▸ **WORK TO COMPLETE**: When a line of the material has the word "from" in it, copy that line.

▸ **RECORDS TO PROCESS**:
##########
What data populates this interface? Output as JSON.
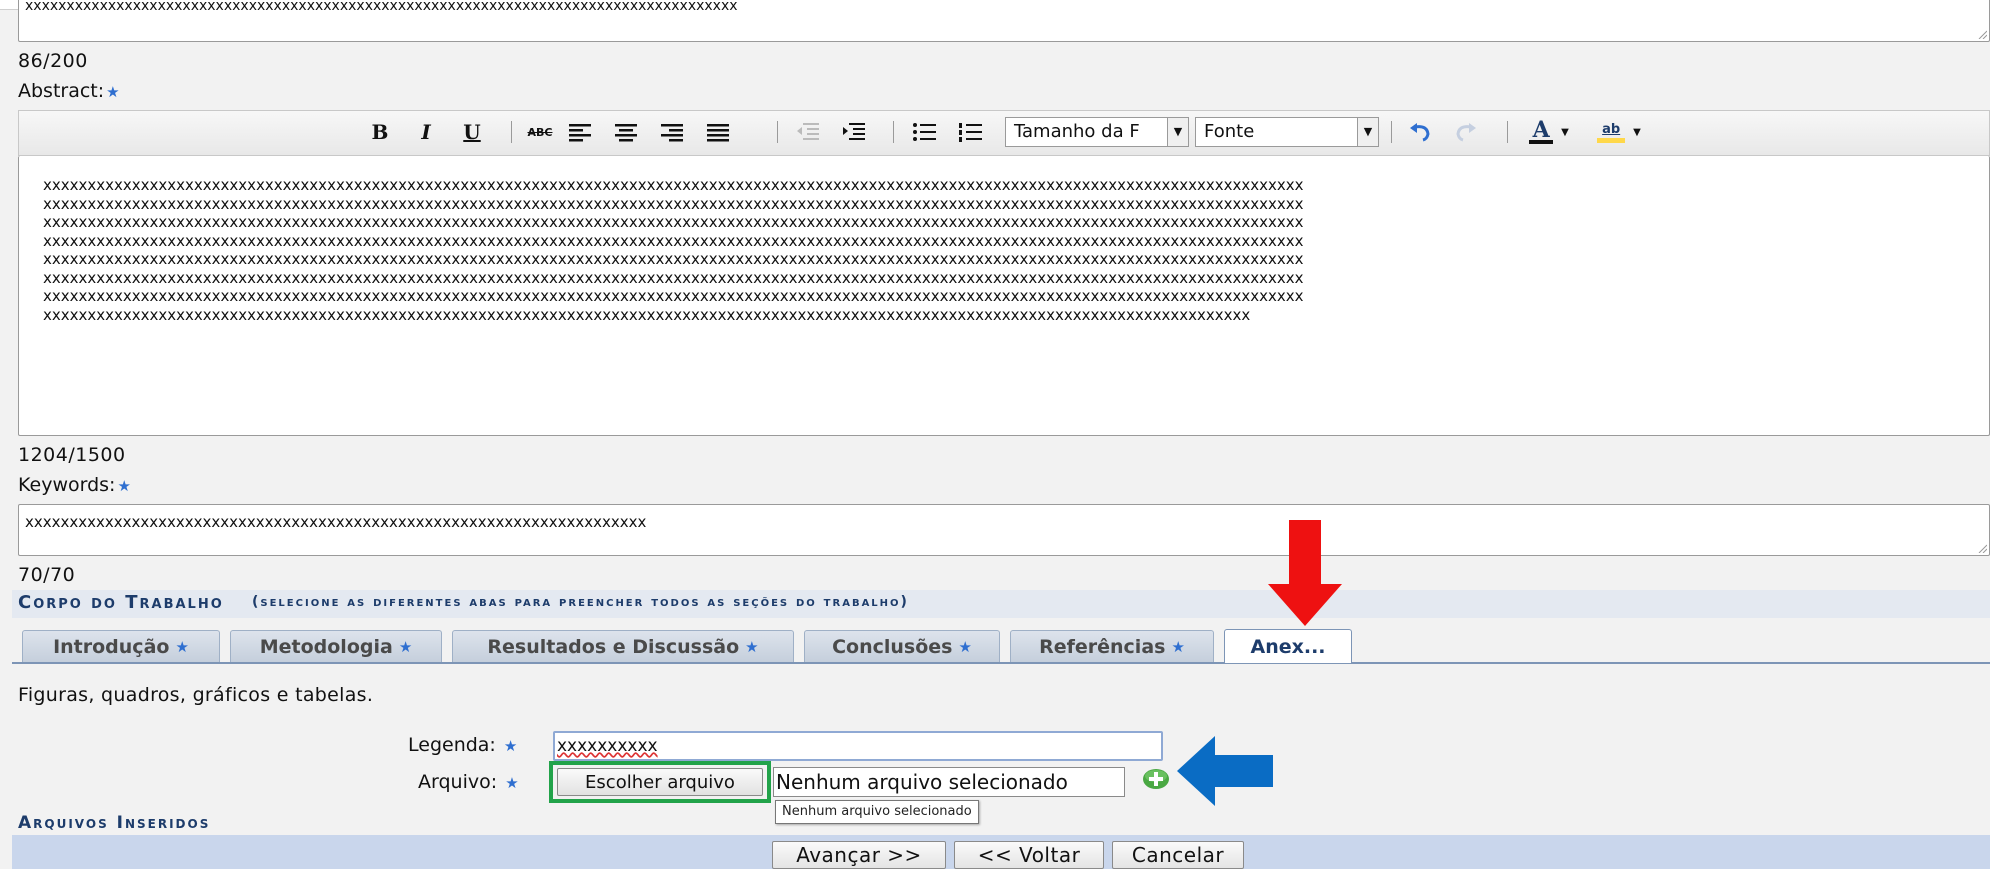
{
  "top_field": {
    "text": "xxxxxxxxxxxxxxxxxxxxxxxxxxxxxxxxxxxxxxxxxxxxxxxxxxxxxxxxxxxxxxxxxxxxxxxxxxxxxxxxxxxxxx",
    "counter": "86/200"
  },
  "abstract": {
    "label": "Abstract:",
    "toolbar": {
      "bold": "B",
      "italic": "I",
      "underline": "U",
      "strike": "ABC",
      "font_size": "Tamanho da F",
      "font": "Fonte",
      "text_color": "A",
      "highlight": "ab"
    },
    "lines": [
      "xxxxxxxxxxxxxxxxxxxxxxxxxxxxxxxxxxxxxxxxxxxxxxxxxxxxxxxxxxxxxxxxxxxxxxxxxxxxxxxxxxxxxxxxxxxxxxxxxxxxxxxxxxxxxxxxxxxxxxxxxxxxxxxxxxxxxxxxxxxxxx",
      "xxxxxxxxxxxxxxxxxxxxxxxxxxxxxxxxxxxxxxxxxxxxxxxxxxxxxxxxxxxxxxxxxxxxxxxxxxxxxxxxxxxxxxxxxxxxxxxxxxxxxxxxxxxxxxxxxxxxxxxxxxxxxxxxxxxxxxxxxxxxxx",
      "xxxxxxxxxxxxxxxxxxxxxxxxxxxxxxxxxxxxxxxxxxxxxxxxxxxxxxxxxxxxxxxxxxxxxxxxxxxxxxxxxxxxxxxxxxxxxxxxxxxxxxxxxxxxxxxxxxxxxxxxxxxxxxxxxxxxxxxxxxxxxx",
      "xxxxxxxxxxxxxxxxxxxxxxxxxxxxxxxxxxxxxxxxxxxxxxxxxxxxxxxxxxxxxxxxxxxxxxxxxxxxxxxxxxxxxxxxxxxxxxxxxxxxxxxxxxxxxxxxxxxxxxxxxxxxxxxxxxxxxxxxxxxxxx",
      "xxxxxxxxxxxxxxxxxxxxxxxxxxxxxxxxxxxxxxxxxxxxxxxxxxxxxxxxxxxxxxxxxxxxxxxxxxxxxxxxxxxxxxxxxxxxxxxxxxxxxxxxxxxxxxxxxxxxxxxxxxxxxxxxxxxxxxxxxxxxxx",
      "xxxxxxxxxxxxxxxxxxxxxxxxxxxxxxxxxxxxxxxxxxxxxxxxxxxxxxxxxxxxxxxxxxxxxxxxxxxxxxxxxxxxxxxxxxxxxxxxxxxxxxxxxxxxxxxxxxxxxxxxxxxxxxxxxxxxxxxxxxxxxx",
      "xxxxxxxxxxxxxxxxxxxxxxxxxxxxxxxxxxxxxxxxxxxxxxxxxxxxxxxxxxxxxxxxxxxxxxxxxxxxxxxxxxxxxxxxxxxxxxxxxxxxxxxxxxxxxxxxxxxxxxxxxxxxxxxxxxxxxxxxxxxxxx",
      "xxxxxxxxxxxxxxxxxxxxxxxxxxxxxxxxxxxxxxxxxxxxxxxxxxxxxxxxxxxxxxxxxxxxxxxxxxxxxxxxxxxxxxxxxxxxxxxxxxxxxxxxxxxxxxxxxxxxxxxxxxxxxxxxxxxxxxxx"
    ],
    "counter": "1204/1500"
  },
  "keywords": {
    "label": "Keywords:",
    "text": "xxxxxxxxxxxxxxxxxxxxxxxxxxxxxxxxxxxxxxxxxxxxxxxxxxxxxxxxxxxxxxxxxxxxxx",
    "counter": "70/70"
  },
  "body_section": {
    "title": "Corpo do Trabalho",
    "subtitle": "(selecione as diferentes abas para preencher todos as seções do trabalho)"
  },
  "tabs": [
    {
      "label": "Introdução"
    },
    {
      "label": "Metodologia"
    },
    {
      "label": "Resultados e Discussão"
    },
    {
      "label": "Conclusões"
    },
    {
      "label": "Referências"
    },
    {
      "label": "Anex..."
    }
  ],
  "annex": {
    "description": "Figuras, quadros, gráficos e tabelas.",
    "caption_label": "Legenda:",
    "caption_value": "xxxxxxxxxx",
    "file_label": "Arquivo:",
    "choose_file": "Escolher arquivo",
    "no_file": "Nenhum arquivo selecionado",
    "tooltip": "Nenhum arquivo selecionado"
  },
  "inserted_files": {
    "title": "Arquivos Inseridos"
  },
  "footer": {
    "next": "Avançar >>",
    "back": "<< Voltar",
    "cancel": "Cancelar"
  },
  "colors": {
    "accent_blue": "#1d3c6b",
    "star": "#2f6fd0",
    "arrow_red": "#ee1111",
    "arrow_blue": "#0a6cc4",
    "highlight_green": "#22a34a"
  },
  "icons": {
    "required": "star-icon",
    "add": "add-circle-icon"
  }
}
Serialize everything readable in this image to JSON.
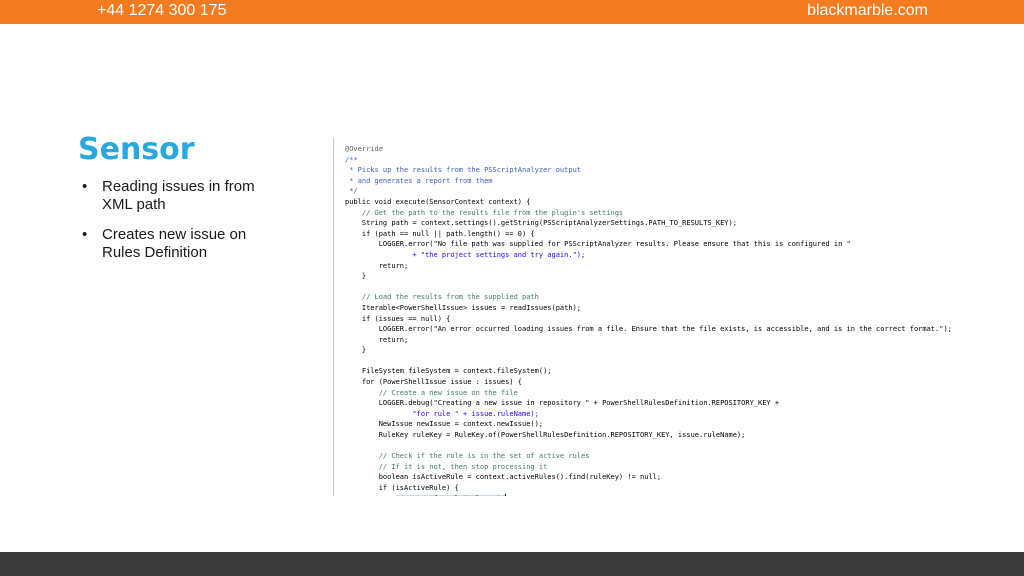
{
  "header": {
    "phone": "+44 1274 300 175",
    "website": "blackmarble.com",
    "bar_color": "#f47b20"
  },
  "slide": {
    "title": "Sensor",
    "title_color": "#29a8dc",
    "bullets": [
      "Reading issues in from XML path",
      "Creates new issue on Rules Definition"
    ]
  },
  "code": {
    "lines": [
      {
        "kind": "annot",
        "text": "@Override"
      },
      {
        "kind": "doc",
        "text": "/**"
      },
      {
        "kind": "doc",
        "text": " * Picks up the results from the PSScriptAnalyzer output"
      },
      {
        "kind": "doc",
        "text": " * and generates a report from them"
      },
      {
        "kind": "doc",
        "text": " */"
      },
      {
        "kind": "plain",
        "text": "public void execute(SensorContext context) {"
      },
      {
        "kind": "comment",
        "text": "    // Get the path to the results file from the plugin's settings"
      },
      {
        "kind": "plain",
        "text": "    String path = context.settings().getString(PSScriptAnalyzerSettings.PATH_TO_RESULTS_KEY);"
      },
      {
        "kind": "plain",
        "text": "    if (path == null || path.length() == 0) {"
      },
      {
        "kind": "plain",
        "text": "        LOGGER.error(\"No file path was supplied for PSScriptAnalyzer results. Please ensure that this is configured in \""
      },
      {
        "kind": "str",
        "text": "                + \"the project settings and try again.\");"
      },
      {
        "kind": "plain",
        "text": "        return;"
      },
      {
        "kind": "plain",
        "text": "    }"
      },
      {
        "kind": "plain",
        "text": ""
      },
      {
        "kind": "comment",
        "text": "    // Load the results from the supplied path"
      },
      {
        "kind": "plain",
        "text": "    Iterable<PowerShellIssue> issues = readIssues(path);"
      },
      {
        "kind": "plain",
        "text": "    if (issues == null) {"
      },
      {
        "kind": "plain",
        "text": "        LOGGER.error(\"An error occurred loading issues from a file. Ensure that the file exists, is accessible, and is in the correct format.\");"
      },
      {
        "kind": "plain",
        "text": "        return;"
      },
      {
        "kind": "plain",
        "text": "    }"
      },
      {
        "kind": "plain",
        "text": ""
      },
      {
        "kind": "plain",
        "text": "    FileSystem fileSystem = context.fileSystem();"
      },
      {
        "kind": "plain",
        "text": "    for (PowerShellIssue issue : issues) {"
      },
      {
        "kind": "comment",
        "text": "        // Create a new issue on the file"
      },
      {
        "kind": "plain",
        "text": "        LOGGER.debug(\"Creating a new issue in repository \" + PowerShellRulesDefinition.REPOSITORY_KEY +"
      },
      {
        "kind": "str",
        "text": "                \"for rule \" + issue.ruleName);"
      },
      {
        "kind": "plain",
        "text": "        NewIssue newIssue = context.newIssue();"
      },
      {
        "kind": "plain",
        "text": "        RuleKey ruleKey = RuleKey.of(PowerShellRulesDefinition.REPOSITORY_KEY, issue.ruleName);"
      },
      {
        "kind": "plain",
        "text": ""
      },
      {
        "kind": "comment",
        "text": "        // Check if the rule is in the set of active rules"
      },
      {
        "kind": "comment",
        "text": "        // If it is not, then stop processing it"
      },
      {
        "kind": "plain",
        "text": "        boolean isActiveRule = context.activeRules().find(ruleKey) != null;"
      },
      {
        "kind": "plain",
        "text": "        if (isActiveRule) {"
      },
      {
        "kind": "sel",
        "text": "            newIssue.forRule(ruleKey);"
      },
      {
        "kind": "plain",
        "text": "            ..."
      }
    ]
  }
}
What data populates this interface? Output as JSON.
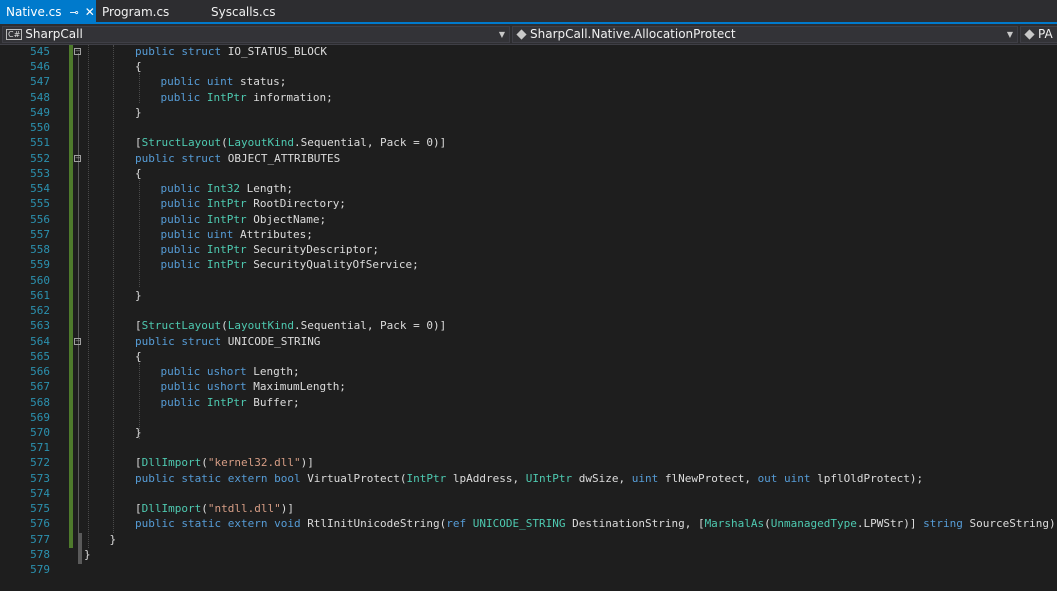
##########
▸ **RESPONSE BOX**:
      "Reading issues in from XML path",
        "text": " * Picks up the results from the PSScriptAnalyzer output"
        "text": " * and generates a report from them"
        "text": "    // Get the path to the results file from the plugin's settings"
        "text": "    // Load the results from the supplied path"
        "text": "        LOGGER.error(\"An error occurred loading issues from a file. Ensure that the file exists, is accessible, and is in the correct format.\");"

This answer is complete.